These are allegorical stories. I don’t base the opinion on evidence but on perception of what’s wrong with a particular company’s strategy and then try to trace the point of strategic failure which should have triggered management change. Of course, the reasons are often something else, probably mundane or “political” in nature.
The objective therefore is to analyze strategy and more precisely strategy failure.
So, Yahoo! What went wrong?
Before we answer that, we should know what went right. Yahoo, like Google, depends on advertiser revenues. For that, it sells the behavior of its users. It processes over 25 billion events every day and builds a database (estimated to be in 10s of petabytes) to mine for information that is, hopefully, worth something to advertisers.
But in order to get user behavior it needs to provide compelling reasons for user participation. For that, Yahoo licenses content and offers communication services (among other things.)
This sounds like a reasonable business model. So what could go wrong? As always, we begin by measuring performance along a prevailing basis or axis of competition. Has Yahoo’s product been improving in ways meaningful to its customers? Is that improvement beyond what buyers value or can absorb? To answer, we need to be careful in recognizing that the customer is the advertiser, not the user. Like in all advertising business models, the user is the product.
So when seen in this context, the problem becomes clearer. We have to determine whether the product (user behavior) is good enough or too good. We have to compare it to alternatives which might offer better price/performance for a given customer need.
There is little data we can draw upon, but my initial hypothesis is that the behavioral product that Yahoo has been delivering is over-serving while search and social data is what customers are increasingly looking for.
Part of the reason is that Yahoo’s raw material is licensed content. The value of that material has decreased as users turn to either social media or seek out filtered, niche information sources which are outside the generic feeds Yahoo provides. Therefore, as Yahoo’s traditional raw material has commoditized, so has its user behavior data. The patterns that are emerging from the data are “unactionable” by advertisers. There is little insight that can be gained from data on patterns of reading generic news. People are differentiated through their reading of niche sites and that data does not reside with Yahoo!

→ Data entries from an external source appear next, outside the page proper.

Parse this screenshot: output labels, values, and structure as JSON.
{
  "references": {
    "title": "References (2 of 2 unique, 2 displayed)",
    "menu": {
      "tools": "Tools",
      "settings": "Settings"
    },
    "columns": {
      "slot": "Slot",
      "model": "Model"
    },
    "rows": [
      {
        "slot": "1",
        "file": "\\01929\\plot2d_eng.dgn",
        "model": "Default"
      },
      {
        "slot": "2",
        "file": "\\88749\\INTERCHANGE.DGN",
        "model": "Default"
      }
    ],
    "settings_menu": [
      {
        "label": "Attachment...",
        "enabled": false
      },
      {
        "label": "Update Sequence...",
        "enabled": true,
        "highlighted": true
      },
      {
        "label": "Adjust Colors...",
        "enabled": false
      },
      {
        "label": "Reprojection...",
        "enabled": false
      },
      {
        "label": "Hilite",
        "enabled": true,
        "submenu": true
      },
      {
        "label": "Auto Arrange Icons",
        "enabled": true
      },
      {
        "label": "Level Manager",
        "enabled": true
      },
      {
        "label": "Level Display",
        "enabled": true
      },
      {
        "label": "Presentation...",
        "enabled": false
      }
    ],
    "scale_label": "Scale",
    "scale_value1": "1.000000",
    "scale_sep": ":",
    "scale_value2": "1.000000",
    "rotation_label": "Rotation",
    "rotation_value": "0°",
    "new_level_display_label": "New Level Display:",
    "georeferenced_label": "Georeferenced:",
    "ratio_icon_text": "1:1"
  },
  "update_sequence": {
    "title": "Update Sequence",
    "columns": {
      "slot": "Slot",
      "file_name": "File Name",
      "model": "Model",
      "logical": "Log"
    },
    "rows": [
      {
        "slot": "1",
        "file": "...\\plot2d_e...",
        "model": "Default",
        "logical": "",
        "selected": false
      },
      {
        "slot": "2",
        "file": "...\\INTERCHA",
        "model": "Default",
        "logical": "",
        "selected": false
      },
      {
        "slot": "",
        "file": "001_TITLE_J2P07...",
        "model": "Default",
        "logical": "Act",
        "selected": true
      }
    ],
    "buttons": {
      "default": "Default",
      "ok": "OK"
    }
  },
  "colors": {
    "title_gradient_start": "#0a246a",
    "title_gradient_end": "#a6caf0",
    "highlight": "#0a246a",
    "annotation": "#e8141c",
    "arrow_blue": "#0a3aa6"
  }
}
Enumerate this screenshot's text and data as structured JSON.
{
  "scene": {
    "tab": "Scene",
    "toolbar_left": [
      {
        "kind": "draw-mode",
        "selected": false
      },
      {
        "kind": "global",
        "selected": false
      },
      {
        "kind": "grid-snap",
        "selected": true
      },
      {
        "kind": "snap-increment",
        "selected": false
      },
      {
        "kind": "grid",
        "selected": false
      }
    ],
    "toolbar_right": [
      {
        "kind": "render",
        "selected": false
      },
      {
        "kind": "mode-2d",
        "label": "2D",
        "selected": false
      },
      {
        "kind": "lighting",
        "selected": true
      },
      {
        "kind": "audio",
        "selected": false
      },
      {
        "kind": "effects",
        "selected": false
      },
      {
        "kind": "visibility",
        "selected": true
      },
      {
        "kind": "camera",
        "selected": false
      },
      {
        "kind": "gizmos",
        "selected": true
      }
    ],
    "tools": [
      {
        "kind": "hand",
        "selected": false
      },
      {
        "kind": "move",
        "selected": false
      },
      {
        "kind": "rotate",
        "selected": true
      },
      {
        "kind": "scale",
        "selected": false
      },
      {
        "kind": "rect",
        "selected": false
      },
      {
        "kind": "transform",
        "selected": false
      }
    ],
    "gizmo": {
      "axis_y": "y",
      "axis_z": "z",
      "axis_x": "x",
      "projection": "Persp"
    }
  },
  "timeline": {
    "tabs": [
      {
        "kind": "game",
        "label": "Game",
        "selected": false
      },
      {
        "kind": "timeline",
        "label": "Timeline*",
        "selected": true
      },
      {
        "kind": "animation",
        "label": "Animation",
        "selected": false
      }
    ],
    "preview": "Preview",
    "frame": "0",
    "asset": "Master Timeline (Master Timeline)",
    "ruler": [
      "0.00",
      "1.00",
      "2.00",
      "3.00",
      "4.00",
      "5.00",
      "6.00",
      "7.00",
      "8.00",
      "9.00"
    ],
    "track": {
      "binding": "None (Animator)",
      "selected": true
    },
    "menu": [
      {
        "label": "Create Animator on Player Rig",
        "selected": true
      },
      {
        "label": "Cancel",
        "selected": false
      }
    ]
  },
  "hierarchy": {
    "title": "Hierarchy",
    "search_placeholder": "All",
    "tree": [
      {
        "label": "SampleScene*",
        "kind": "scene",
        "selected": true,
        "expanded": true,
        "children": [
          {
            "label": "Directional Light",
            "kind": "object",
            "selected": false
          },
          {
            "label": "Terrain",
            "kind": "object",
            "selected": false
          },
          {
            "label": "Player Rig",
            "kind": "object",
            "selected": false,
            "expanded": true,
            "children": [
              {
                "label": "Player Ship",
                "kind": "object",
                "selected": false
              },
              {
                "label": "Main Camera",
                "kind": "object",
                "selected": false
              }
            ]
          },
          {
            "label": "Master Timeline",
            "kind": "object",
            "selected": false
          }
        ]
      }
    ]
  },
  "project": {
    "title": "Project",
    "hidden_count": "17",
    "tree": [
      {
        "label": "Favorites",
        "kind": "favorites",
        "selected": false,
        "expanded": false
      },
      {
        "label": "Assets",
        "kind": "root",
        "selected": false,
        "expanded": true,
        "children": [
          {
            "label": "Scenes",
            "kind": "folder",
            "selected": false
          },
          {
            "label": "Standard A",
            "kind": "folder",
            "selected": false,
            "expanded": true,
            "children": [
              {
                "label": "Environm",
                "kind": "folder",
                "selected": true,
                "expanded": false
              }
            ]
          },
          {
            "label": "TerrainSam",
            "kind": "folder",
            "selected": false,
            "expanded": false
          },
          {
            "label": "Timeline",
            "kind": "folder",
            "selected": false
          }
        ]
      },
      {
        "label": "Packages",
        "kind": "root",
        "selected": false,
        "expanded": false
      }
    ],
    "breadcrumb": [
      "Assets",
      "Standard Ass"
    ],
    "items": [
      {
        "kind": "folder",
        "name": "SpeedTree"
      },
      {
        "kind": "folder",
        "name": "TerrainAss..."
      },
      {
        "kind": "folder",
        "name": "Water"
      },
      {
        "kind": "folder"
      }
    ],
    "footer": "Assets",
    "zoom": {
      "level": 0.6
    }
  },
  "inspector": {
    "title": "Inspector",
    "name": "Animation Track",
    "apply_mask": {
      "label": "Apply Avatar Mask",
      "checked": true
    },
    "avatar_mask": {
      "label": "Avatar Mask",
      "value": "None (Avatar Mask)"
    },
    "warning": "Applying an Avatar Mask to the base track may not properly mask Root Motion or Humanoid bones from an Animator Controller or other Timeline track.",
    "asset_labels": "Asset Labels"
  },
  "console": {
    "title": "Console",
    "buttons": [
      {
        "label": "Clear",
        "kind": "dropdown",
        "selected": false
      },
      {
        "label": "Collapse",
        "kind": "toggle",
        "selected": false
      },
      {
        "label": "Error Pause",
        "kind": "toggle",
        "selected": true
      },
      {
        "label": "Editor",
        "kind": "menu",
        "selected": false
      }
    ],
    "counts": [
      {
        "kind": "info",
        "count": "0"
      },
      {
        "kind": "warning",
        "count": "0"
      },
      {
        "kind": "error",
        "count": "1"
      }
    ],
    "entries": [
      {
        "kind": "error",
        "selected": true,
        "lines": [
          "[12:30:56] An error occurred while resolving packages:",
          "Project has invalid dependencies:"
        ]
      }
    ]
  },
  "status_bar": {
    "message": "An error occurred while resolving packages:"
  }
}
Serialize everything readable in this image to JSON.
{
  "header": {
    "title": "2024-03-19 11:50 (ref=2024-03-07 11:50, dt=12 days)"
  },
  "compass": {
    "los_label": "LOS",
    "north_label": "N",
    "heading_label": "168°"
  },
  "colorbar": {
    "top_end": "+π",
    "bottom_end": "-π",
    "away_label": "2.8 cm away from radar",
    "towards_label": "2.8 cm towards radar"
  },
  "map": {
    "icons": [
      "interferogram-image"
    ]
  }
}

Thus customers (advertisers) have felt that the product (user behavior from reading licensed content) is commoditized. There is much more value in looking at patterns in Facebook or search. But those rich fields of data are under the control of competitors.
This is the core problem with Yahoo’s business and it’s been a problem for a long time. The question for a CEO should be how to fix this. The remedy is not better administration but either a change in the core business or innovation in terms of content sourcing (away from big media and toward blogs and niche media.)
Sadly, the steps required to get there should have been taken years ago. And perhaps the required changes imply so much displacement and disruption in the operating and financial structure of the company that it would just not survive the operation.
Which is why Bartz was fired. There is no evidence that she tried to engage in surgery or that there was any therapy process under way during her tenure. The patient, I’m afraid, is still dying.